--- TASK REQUIREMENTS ---
Find the string "name" in the records. Copy every line it appears in.

===== AVAILABLE RECORDS =====

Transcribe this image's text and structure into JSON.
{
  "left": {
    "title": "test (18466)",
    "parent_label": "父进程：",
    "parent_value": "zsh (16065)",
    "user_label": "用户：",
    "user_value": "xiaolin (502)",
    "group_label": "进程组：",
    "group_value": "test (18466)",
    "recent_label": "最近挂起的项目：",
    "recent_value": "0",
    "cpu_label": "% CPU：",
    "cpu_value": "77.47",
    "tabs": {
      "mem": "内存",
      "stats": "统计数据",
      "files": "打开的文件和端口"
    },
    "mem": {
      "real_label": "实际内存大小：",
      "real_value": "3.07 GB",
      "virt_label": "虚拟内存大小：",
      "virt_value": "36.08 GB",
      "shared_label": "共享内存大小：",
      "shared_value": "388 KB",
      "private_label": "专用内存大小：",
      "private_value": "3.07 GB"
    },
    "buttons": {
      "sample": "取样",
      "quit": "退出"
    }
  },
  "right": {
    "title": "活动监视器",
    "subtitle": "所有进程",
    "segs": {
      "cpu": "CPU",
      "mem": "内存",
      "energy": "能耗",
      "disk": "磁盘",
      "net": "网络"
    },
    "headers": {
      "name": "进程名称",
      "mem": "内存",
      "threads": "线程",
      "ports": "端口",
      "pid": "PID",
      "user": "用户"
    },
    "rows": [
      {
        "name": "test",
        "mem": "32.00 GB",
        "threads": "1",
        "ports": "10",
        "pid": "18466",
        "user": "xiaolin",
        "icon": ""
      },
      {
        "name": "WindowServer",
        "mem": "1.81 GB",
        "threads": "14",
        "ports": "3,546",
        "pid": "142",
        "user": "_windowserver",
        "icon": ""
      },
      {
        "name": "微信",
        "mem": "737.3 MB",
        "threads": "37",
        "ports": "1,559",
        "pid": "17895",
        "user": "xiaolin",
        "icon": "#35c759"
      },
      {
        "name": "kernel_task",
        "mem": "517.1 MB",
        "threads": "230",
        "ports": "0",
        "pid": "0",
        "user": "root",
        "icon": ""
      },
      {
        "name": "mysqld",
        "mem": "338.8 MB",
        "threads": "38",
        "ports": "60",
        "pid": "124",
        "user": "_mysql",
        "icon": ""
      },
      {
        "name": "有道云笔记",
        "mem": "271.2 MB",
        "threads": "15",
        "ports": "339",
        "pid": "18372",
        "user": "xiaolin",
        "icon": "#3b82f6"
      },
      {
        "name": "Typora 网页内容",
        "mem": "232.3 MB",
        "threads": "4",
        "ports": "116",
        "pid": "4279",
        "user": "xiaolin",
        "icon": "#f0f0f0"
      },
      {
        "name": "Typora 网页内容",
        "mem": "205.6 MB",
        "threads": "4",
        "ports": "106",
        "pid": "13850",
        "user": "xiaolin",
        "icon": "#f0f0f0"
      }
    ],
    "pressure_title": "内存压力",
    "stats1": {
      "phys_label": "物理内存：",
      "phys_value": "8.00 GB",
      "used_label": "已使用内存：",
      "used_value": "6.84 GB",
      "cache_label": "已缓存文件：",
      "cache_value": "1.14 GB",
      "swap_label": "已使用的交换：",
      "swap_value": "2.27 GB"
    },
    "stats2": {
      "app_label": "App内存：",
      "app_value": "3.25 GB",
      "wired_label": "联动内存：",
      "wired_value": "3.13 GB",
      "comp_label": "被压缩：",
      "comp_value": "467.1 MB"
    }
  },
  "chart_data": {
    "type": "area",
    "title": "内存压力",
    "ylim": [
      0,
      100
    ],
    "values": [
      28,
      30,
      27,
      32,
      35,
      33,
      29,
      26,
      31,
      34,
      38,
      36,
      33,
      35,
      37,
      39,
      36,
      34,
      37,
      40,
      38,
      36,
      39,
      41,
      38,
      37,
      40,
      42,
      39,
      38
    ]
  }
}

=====

--- RESULT OF THIS TASK ---
      "name": "进程名称",
        "name": "test",
        "name": "WindowServer",
        "name": "微信",
        "name": "kernel_task",
        "name": "mysqld",
        "name": "有道云笔记",
        "name": "Typora 网页内容",
        "name": "Typora 网页内容",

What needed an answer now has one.